> **WORK INSTRUCTIONS**:
Every record shown here must be duplicated without change.

=-=-=-=-=

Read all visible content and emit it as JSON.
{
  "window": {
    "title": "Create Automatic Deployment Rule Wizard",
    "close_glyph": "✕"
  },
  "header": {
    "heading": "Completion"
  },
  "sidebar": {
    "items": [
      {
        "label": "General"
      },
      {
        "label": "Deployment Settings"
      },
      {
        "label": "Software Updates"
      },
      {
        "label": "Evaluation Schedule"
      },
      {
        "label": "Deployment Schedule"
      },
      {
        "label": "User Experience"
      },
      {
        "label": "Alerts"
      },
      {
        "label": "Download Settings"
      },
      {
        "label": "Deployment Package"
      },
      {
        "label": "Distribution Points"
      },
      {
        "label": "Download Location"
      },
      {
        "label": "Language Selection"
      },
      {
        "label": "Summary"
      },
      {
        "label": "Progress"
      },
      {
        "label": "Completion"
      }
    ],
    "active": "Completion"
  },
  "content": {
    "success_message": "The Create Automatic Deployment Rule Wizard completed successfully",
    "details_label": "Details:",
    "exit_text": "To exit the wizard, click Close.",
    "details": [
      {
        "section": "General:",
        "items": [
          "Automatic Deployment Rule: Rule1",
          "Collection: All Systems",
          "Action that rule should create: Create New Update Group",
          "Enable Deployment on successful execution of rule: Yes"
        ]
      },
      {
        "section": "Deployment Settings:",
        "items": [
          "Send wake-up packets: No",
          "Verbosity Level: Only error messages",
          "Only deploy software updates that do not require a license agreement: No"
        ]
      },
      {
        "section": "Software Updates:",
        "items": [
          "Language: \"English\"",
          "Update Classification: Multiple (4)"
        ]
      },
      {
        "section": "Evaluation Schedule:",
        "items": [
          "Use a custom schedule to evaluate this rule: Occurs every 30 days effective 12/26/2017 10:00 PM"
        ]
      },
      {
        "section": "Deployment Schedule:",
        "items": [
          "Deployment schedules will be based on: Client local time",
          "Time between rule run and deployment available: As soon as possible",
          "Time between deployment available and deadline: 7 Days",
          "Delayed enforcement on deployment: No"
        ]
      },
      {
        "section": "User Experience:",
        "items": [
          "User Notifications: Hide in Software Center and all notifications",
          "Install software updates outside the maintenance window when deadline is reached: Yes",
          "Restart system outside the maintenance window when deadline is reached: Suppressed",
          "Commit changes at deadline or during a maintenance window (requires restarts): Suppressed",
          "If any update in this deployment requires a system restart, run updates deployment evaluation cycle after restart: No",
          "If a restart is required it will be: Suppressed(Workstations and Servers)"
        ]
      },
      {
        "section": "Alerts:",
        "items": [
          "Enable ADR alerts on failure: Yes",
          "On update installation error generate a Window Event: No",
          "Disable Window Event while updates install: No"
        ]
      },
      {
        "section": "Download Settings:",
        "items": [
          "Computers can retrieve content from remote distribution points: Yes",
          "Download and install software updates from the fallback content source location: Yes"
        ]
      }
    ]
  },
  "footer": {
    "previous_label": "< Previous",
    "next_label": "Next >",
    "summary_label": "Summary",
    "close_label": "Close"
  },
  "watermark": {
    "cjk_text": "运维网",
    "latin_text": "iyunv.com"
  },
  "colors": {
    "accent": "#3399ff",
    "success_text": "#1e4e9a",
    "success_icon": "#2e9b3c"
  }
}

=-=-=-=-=

> **OUTPUT**:
Read all visible content and emit it as JSON.
{
  "window": {
    "title": "Create Automatic Deployment Rule Wizard",
    "close_glyph": "✕"
  },
  "header": {
    "heading": "Completion"
  },
  "sidebar": {
    "items": [
      {
        "label": "General"
      },
      {
        "label": "Deployment Settings"
      },
      {
        "label": "Software Updates"
      },
      {
        "label": "Evaluation Schedule"
      },
      {
        "label": "Deployment Schedule"
      },
      {
        "label": "User Experience"
      },
      {
        "label": "Alerts"
      },
      {
        "label": "Download Settings"
      },
      {
        "label": "Deployment Package"
      },
      {
        "label": "Distribution Points"
      },
      {
        "label": "Download Location"
      },
      {
        "label": "Language Selection"
      },
      {
        "label": "Summary"
      },
      {
        "label": "Progress"
      },
      {
        "label": "Completion"
      }
    ],
    "active": "Completion"
  },
  "content": {
    "success_message": "The Create Automatic Deployment Rule Wizard completed successfully",
    "details_label": "Details:",
    "exit_text": "To exit the wizard, click Close.",
    "details": [
      {
        "section": "General:",
        "items": [
          "Automatic Deployment Rule: Rule1",
          "Collection: All Systems",
          "Action that rule should create: Create New Update Group",
          "Enable Deployment on successful execution of rule: Yes"
        ]
      },
      {
        "section": "Deployment Settings:",
        "items": [
          "Send wake-up packets: No",
          "Verbosity Level: Only error messages",
          "Only deploy software updates that do not require a license agreement: No"
        ]
      },
      {
        "section": "Software Updates:",
        "items": [
          "Language: \"English\"",
          "Update Classification: Multiple (4)"
        ]
      },
      {
        "section": "Evaluation Schedule:",
        "items": [
          "Use a custom schedule to evaluate this rule: Occurs every 30 days effective 12/26/2017 10:00 PM"
        ]
      },
      {
        "section": "Deployment Schedule:",
        "items": [
          "Deployment schedules will be based on: Client local time",
          "Time between rule run and deployment available: As soon as possible",
          "Time between deployment available and deadline: 7 Days",
          "Delayed enforcement on deployment: No"
        ]
      },
      {
        "section": "User Experience:",
        "items": [
          "User Notifications: Hide in Software Center and all notifications",
          "Install software updates outside the maintenance window when deadline is reached: Yes",
          "Restart system outside the maintenance window when deadline is reached: Suppressed",
          "Commit changes at deadline or during a maintenance window (requires restarts): Suppressed",
          "If any update in this deployment requires a system restart, run updates deployment evaluation cycle after restart: No",
          "If a restart is required it will be: Suppressed(Workstations and Servers)"
        ]
      },
      {
        "section": "Alerts:",
        "items": [
          "Enable ADR alerts on failure: Yes",
          "On update installation error generate a Window Event: No",
          "Disable Window Event while updates install: No"
        ]
      },
      {
        "section": "Download Settings:",
        "items": [
          "Computers can retrieve content from remote distribution points: Yes",
          "Download and install software updates from the fallback content source location: Yes"
        ]
      }
    ]
  },
  "footer": {
    "previous_label": "< Previous",
    "next_label": "Next >",
    "summary_label": "Summary",
    "close_label": "Close"
  },
  "watermark": {
    "cjk_text": "运维网",
    "latin_text": "iyunv.com"
  },
  "colors": {
    "accent": "#3399ff",
    "success_text": "#1e4e9a",
    "success_icon": "#2e9b3c"
  }
}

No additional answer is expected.